- Equal contributors
1 DCVBU, London School of Hygiene and Tropical Medicine, London, UK
2 Public Health Entomology, Ifakara Health Institute, Ifakara, Tanzania
3 School of Biological and Biomedical Sciences, Durham University, Durham, UK
4 Simao Institute of Parasitic Disease Control, Simao, PR China
BMC Public Health 2008, 8:344 doi:10.1186/1471-2458-8-344Published: 1 October 2008
Malaria control in remote, forested areas of the Mekong region relies on personal protection from mosquito bites. Uptake of these methods may be limited by knowledge of the link between mosquitoes and malaria as well as social and economic aspects. Understanding barriers to uptake will inform malaria control programmes on targets for improvement of delivery.
A total 748 key respondents: health providers and village heads, from 187 villages and 25 different ethnic groups, were interviewed using structured questionnaires. Differences in use of personal protection, and knowledge of malaria between groups were analysed using chi-square; and binary logistic regression used for multivariate analysis.

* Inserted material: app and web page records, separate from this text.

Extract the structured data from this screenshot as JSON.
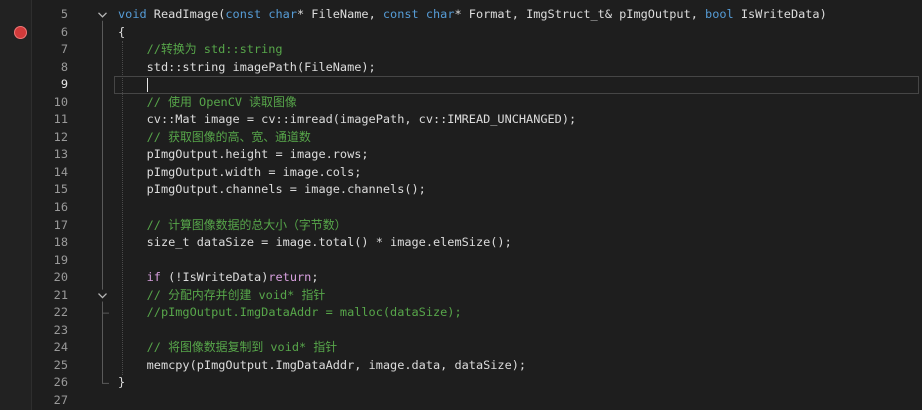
{
  "editor": {
    "colors": {
      "background": "#1e1e1e",
      "text": "#dcdcdc",
      "keyword": "#569cd6",
      "control_keyword": "#d8a0df",
      "comment": "#57a64a",
      "line_number": "#9a9a9a",
      "current_line_number": "#e8e8e8",
      "breakpoint": "#d13a3a",
      "fold_marker": "#b8b8b8",
      "fold_line": "#5a5a5a"
    },
    "breakpoints": [
      6
    ],
    "cursor": {
      "line": 9,
      "char": 5
    },
    "folds": [
      {
        "start": 5,
        "end": 26
      },
      {
        "start": 21,
        "end": 22
      }
    ],
    "lines": [
      {
        "n": 5,
        "tokens": [
          {
            "kw": "void"
          },
          {
            "tx": " ReadImage("
          },
          {
            "kw": "const char"
          },
          {
            "tx": "* FileName, "
          },
          {
            "kw": "const char"
          },
          {
            "tx": "* Format, ImgStruct_t& pImgOutput, "
          },
          {
            "kw": "bool"
          },
          {
            "tx": " IsWriteData)"
          }
        ]
      },
      {
        "n": 6,
        "tokens": [
          {
            "tx": "{"
          }
        ]
      },
      {
        "n": 7,
        "tokens": [
          {
            "tx": "    "
          },
          {
            "cm": "//转换为 std::string"
          }
        ]
      },
      {
        "n": 8,
        "tokens": [
          {
            "tx": "    std::string imagePath(FileName);"
          }
        ]
      },
      {
        "n": 9,
        "tokens": []
      },
      {
        "n": 10,
        "tokens": [
          {
            "tx": "    "
          },
          {
            "cm": "// 使用 OpenCV 读取图像"
          }
        ]
      },
      {
        "n": 11,
        "tokens": [
          {
            "tx": "    cv::Mat image = cv::imread(imagePath, cv::IMREAD_UNCHANGED);"
          }
        ]
      },
      {
        "n": 12,
        "tokens": [
          {
            "tx": "    "
          },
          {
            "cm": "// 获取图像的高、宽、通道数"
          }
        ]
      },
      {
        "n": 13,
        "tokens": [
          {
            "tx": "    pImgOutput.height = image.rows;"
          }
        ]
      },
      {
        "n": 14,
        "tokens": [
          {
            "tx": "    pImgOutput.width = image.cols;"
          }
        ]
      },
      {
        "n": 15,
        "tokens": [
          {
            "tx": "    pImgOutput.channels = image.channels();"
          }
        ]
      },
      {
        "n": 16,
        "tokens": []
      },
      {
        "n": 17,
        "tokens": [
          {
            "tx": "    "
          },
          {
            "cm": "// 计算图像数据的总大小（字节数）"
          }
        ]
      },
      {
        "n": 18,
        "tokens": [
          {
            "tx": "    size_t dataSize = image.total() * image.elemSize();"
          }
        ]
      },
      {
        "n": 19,
        "tokens": []
      },
      {
        "n": 20,
        "tokens": [
          {
            "tx": "    "
          },
          {
            "ctl": "if"
          },
          {
            "tx": " (!IsWriteData)"
          },
          {
            "ctl": "return"
          },
          {
            "tx": ";"
          }
        ]
      },
      {
        "n": 21,
        "tokens": [
          {
            "tx": "    "
          },
          {
            "cm": "// 分配内存并创建 void* 指针"
          }
        ]
      },
      {
        "n": 22,
        "tokens": [
          {
            "tx": "    "
          },
          {
            "cm": "//pImgOutput.ImgDataAddr = malloc(dataSize);"
          }
        ]
      },
      {
        "n": 23,
        "tokens": []
      },
      {
        "n": 24,
        "tokens": [
          {
            "tx": "    "
          },
          {
            "cm": "// 将图像数据复制到 void* 指针"
          }
        ]
      },
      {
        "n": 25,
        "tokens": [
          {
            "tx": "    memcpy(pImgOutput.ImgDataAddr, image.data, dataSize);"
          }
        ]
      },
      {
        "n": 26,
        "tokens": [
          {
            "tx": "}"
          }
        ]
      },
      {
        "n": 27,
        "tokens": []
      }
    ]
  }
}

Malaria knowledge was poor with 19.4% of women and 37.5% of men linking mosquitoes with malaria, although 95.6% knew one or more methods of mosquito control. Virtually all respondents used personal protection at some time during the year; and understanding of malaria transmission was strongly associated with bednet use. Those working in forest agriculture were significantly more likely to know that mosquitoes transmit malaria but this did not translate into a significantly greater likelihood of using bednets. Furthermore, use of personal protection while woing outdoors was rare, and less than 3% of respondents knew about the insecticide impregnation of bednets. The use of bednets, synthetic repellents and mosquito coils varied between ethnic groups, but was significantly more frequent among those with higher income, more years of education and permanent housing. The reported use of repellents and coils was also more common among women despite their low knowledge of malaria transmission, and low likelihood of having heard information on malaria within the last year.
The use of personal protection must be increased, particularly among outdoor workers that have higher malaria risk. However, personal protection is widely used and widely accepted to prevent nuisance biting mosquitoes, with the major barrier to use being affordability. Therefore, social marketing campaigns aimed at women and those that work outdoors that provide highly subsidised products, especially insecticide impregnation kits for bednets and hammock nets are most likely to succeed in lowering malaria morbidity among non Han-Chinese groups in rural China.